  • Top on salads
  • Mix into coleslaw
  • Use as a crunchy taco topping


  • Season + Grill
  • Blend as a dip called baba ganoush
  • Layer thin slices in lasagna as noodle alternative
  • Broil thick slices topped with marinara and shredded mozzarella as a mini pizza

What are some of your favorite ways to enjoy purple fruits and vegetables?


I have partnered with Welch’s to help promote 100% grape juice. I have been compensated for my time commitment. However, my opinions are entirely my own and I have not been paid to publish positive comments.

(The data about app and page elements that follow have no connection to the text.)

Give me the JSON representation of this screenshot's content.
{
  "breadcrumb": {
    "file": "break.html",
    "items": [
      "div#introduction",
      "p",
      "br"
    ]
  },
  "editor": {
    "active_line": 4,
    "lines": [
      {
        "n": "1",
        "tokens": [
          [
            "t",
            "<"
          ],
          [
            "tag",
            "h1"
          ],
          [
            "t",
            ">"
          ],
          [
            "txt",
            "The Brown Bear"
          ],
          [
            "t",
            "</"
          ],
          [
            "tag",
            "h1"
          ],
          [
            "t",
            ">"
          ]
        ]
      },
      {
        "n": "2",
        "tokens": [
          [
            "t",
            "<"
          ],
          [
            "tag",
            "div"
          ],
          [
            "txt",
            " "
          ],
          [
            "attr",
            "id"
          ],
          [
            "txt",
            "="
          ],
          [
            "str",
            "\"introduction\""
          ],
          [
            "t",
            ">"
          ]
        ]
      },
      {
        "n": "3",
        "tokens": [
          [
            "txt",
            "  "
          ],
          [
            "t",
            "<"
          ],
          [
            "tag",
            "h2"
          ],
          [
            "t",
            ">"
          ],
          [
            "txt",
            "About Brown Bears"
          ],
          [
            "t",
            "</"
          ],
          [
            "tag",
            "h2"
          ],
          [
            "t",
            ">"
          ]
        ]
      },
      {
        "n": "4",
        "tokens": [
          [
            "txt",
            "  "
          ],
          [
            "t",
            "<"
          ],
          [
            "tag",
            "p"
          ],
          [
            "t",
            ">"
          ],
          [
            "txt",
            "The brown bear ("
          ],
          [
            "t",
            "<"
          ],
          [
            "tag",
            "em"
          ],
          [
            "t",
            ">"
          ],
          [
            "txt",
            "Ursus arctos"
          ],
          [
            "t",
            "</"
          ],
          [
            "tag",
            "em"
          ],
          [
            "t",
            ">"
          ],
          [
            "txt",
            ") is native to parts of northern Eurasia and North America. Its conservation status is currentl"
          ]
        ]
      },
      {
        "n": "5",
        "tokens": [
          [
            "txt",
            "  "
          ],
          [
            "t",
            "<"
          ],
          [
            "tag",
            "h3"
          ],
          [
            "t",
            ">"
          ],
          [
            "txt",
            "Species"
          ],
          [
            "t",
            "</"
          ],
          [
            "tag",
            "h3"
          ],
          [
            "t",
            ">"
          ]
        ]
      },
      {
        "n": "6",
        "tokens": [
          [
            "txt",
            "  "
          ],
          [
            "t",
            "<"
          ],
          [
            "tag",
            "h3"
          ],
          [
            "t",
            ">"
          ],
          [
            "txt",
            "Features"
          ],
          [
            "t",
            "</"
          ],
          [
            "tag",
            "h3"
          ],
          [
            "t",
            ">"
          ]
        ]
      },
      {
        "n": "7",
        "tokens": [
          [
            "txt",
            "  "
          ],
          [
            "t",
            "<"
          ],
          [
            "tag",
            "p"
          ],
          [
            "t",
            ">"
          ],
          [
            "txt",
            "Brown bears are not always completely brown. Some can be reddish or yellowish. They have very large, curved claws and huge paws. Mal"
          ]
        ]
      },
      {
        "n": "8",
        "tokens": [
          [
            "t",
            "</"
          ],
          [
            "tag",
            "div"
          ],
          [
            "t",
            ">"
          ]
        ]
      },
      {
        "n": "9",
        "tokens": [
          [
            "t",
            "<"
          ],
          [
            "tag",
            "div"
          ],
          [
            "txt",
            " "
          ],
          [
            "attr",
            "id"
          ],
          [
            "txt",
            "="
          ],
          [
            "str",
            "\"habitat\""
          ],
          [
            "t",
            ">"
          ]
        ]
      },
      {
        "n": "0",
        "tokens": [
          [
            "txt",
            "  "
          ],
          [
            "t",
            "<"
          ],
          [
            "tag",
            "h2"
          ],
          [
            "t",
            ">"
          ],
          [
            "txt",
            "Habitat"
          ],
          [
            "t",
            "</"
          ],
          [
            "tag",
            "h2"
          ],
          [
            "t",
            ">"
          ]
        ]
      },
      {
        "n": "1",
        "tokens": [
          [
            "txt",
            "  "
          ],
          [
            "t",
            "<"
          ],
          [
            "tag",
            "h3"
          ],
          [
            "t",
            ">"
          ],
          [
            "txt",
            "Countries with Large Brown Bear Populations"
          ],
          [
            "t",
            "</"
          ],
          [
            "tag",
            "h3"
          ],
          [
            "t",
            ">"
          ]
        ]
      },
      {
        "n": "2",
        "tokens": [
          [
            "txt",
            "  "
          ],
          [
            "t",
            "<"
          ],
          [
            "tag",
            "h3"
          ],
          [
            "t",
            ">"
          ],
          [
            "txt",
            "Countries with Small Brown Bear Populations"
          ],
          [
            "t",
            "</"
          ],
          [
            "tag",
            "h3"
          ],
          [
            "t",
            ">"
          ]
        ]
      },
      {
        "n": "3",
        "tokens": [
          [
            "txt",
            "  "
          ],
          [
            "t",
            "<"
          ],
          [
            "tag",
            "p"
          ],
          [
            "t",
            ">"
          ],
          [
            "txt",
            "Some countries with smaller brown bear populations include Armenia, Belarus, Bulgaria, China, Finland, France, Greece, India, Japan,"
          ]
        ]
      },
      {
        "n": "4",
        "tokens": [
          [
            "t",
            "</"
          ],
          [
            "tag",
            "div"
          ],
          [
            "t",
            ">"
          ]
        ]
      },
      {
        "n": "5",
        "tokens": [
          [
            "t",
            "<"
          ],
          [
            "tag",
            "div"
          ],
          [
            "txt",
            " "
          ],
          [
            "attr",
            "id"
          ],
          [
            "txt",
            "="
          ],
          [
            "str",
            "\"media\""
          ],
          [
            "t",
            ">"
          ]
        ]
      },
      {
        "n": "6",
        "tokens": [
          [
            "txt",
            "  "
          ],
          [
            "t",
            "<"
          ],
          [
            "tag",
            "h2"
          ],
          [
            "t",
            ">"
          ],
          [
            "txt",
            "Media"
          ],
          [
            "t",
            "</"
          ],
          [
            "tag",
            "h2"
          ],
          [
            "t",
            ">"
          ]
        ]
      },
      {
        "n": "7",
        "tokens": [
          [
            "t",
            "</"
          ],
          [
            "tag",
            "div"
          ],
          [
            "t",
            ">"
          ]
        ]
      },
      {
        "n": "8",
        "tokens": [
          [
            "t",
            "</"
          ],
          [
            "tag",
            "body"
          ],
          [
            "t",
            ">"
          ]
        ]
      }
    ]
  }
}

1. McCullough ML, Peterson JJ, Patel R, Jacques PF, Shah R and Dwyer JT. Flavonoid intake and cardiovascular disease mortality in a prospective cohort of US adults. Am J Clin Nutr. 2012. 95(2):454-464.
2. Wallace TC, Slavin M and Frankenfeld CL. Systematic review of anthocyanins and markers of cardiovascular disease. Nutrients. 2016. 8(1):32.
3. Welch’s Heart Health Survey, fielded December 17, 2016 by ORC International.
4. Produce For Better Health Foundation. State of the Plate Study on America’s Consumption of Fruits and Vegetables. Wilmington, Delaware. 2003.